TASK DESCRIPTION:
Copy out the entire listing word for word.

PROVIDED INFORMATION:
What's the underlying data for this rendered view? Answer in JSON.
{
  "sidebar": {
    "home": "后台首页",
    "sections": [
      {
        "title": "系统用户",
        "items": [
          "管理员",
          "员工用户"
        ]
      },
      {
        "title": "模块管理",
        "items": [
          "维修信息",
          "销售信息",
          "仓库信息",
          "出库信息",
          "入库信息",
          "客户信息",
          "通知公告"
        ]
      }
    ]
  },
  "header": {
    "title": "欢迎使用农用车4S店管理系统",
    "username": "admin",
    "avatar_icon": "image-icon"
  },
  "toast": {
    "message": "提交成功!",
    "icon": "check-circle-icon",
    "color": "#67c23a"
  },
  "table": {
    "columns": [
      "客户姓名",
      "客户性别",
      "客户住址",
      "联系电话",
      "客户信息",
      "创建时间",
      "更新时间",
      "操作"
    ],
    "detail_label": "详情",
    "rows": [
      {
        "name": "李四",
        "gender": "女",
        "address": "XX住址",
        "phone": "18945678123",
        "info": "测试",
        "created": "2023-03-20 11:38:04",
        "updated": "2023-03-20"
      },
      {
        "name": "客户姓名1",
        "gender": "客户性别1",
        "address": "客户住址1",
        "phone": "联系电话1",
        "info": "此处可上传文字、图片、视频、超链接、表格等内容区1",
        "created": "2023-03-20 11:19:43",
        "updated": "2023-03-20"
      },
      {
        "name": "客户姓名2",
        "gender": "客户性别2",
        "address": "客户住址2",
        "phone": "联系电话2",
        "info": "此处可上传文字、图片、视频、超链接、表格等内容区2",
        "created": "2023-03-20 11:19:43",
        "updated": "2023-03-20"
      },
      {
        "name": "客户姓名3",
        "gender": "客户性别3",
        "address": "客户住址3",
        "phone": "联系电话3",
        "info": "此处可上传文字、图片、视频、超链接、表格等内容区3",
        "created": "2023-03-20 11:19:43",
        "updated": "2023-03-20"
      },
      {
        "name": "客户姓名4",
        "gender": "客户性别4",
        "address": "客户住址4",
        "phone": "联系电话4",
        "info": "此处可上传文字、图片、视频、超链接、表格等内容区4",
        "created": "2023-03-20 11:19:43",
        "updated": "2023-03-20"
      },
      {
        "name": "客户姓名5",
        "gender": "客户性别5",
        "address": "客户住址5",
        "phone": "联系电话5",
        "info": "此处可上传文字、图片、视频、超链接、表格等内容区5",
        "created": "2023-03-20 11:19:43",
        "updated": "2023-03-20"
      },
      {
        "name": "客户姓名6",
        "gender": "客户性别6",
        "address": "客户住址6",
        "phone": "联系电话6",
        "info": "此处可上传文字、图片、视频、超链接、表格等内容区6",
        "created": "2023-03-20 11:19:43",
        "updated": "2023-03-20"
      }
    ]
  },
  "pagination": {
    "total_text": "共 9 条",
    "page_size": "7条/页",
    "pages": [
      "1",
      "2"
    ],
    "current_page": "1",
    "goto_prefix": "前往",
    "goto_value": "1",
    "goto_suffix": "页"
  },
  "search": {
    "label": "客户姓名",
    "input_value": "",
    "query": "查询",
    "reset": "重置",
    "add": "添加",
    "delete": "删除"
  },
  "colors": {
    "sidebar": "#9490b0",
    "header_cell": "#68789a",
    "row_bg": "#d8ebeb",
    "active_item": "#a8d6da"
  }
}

WRITTEN ANSWER:
What's the underlying data for this rendered view? Answer in JSON.
{
  "sidebar": {
    "home": "后台首页",
    "sections": [
      {
        "title": "系统用户",
        "items": [
          "管理员",
          "员工用户"
        ]
      },
      {
        "title": "模块管理",
        "items": [
          "维修信息",
          "销售信息",
          "仓库信息",
          "出库信息",
          "入库信息",
          "客户信息",
          "通知公告"
        ]
      }
    ]
  },
  "header": {
    "title": "欢迎使用农用车4S店管理系统",
    "username": "admin",
    "avatar_icon": "image-icon"
  },
  "toast": {
    "message": "提交成功!",
    "icon": "check-circle-icon",
    "color": "#67c23a"
  },
  "table": {
    "columns": [
      "客户姓名",
      "客户性别",
      "客户住址",
      "联系电话",
      "客户信息",
      "创建时间",
      "更新时间",
      "操作"
    ],
    "detail_label": "详情",
    "rows": [
      {
        "name": "李四",
        "gender": "女",
        "address": "XX住址",
        "phone": "18945678123",
        "info": "测试",
        "created": "2023-03-20 11:38:04",
        "updated": "2023-03-20"
      },
      {
        "name": "客户姓名1",
        "gender": "客户性别1",
        "address": "客户住址1",
        "phone": "联系电话1",
        "info": "此处可上传文字、图片、视频、超链接、表格等内容区1",
        "created": "2023-03-20 11:19:43",
        "updated": "2023-03-20"
      },
      {
        "name": "客户姓名2",
        "gender": "客户性别2",
        "address": "客户住址2",
        "phone": "联系电话2",
        "info": "此处可上传文字、图片、视频、超链接、表格等内容区2",
        "created": "2023-03-20 11:19:43",
        "updated": "2023-03-20"
      },
      {
        "name": "客户姓名3",
        "gender": "客户性别3",
        "address": "客户住址3",
        "phone": "联系电话3",
        "info": "此处可上传文字、图片、视频、超链接、表格等内容区3",
        "created": "2023-03-20 11:19:43",
        "updated": "2023-03-20"
      },
      {
        "name": "客户姓名4",
        "gender": "客户性别4",
        "address": "客户住址4",
        "phone": "联系电话4",
        "info": "此处可上传文字、图片、视频、超链接、表格等内容区4",
        "created": "2023-03-20 11:19:43",
        "updated": "2023-03-20"
      },
      {
        "name": "客户姓名5",
        "gender": "客户性别5",
        "address": "客户住址5",
        "phone": "联系电话5",
        "info": "此处可上传文字、图片、视频、超链接、表格等内容区5",
        "created": "2023-03-20 11:19:43",
        "updated": "2023-03-20"
      },
      {
        "name": "客户姓名6",
        "gender": "客户性别6",
        "address": "客户住址6",
        "phone": "联系电话6",
        "info": "此处可上传文字、图片、视频、超链接、表格等内容区6",
        "created": "2023-03-20 11:19:43",
        "updated": "2023-03-20"
      }
    ]
  },
  "pagination": {
    "total_text": "共 9 条",
    "page_size": "7条/页",
    "pages": [
      "1",
      "2"
    ],
    "current_page": "1",
    "goto_prefix": "前往",
    "goto_value": "1",
    "goto_suffix": "页"
  },
  "search": {
    "label": "客户姓名",
    "input_value": "",
    "query": "查询",
    "reset": "重置",
    "add": "添加",
    "delete": "删除"
  },
  "colors": {
    "sidebar": "#9490b0",
    "header_cell": "#68789a",
    "row_bg": "#d8ebeb",
    "active_item": "#a8d6da"
  }
}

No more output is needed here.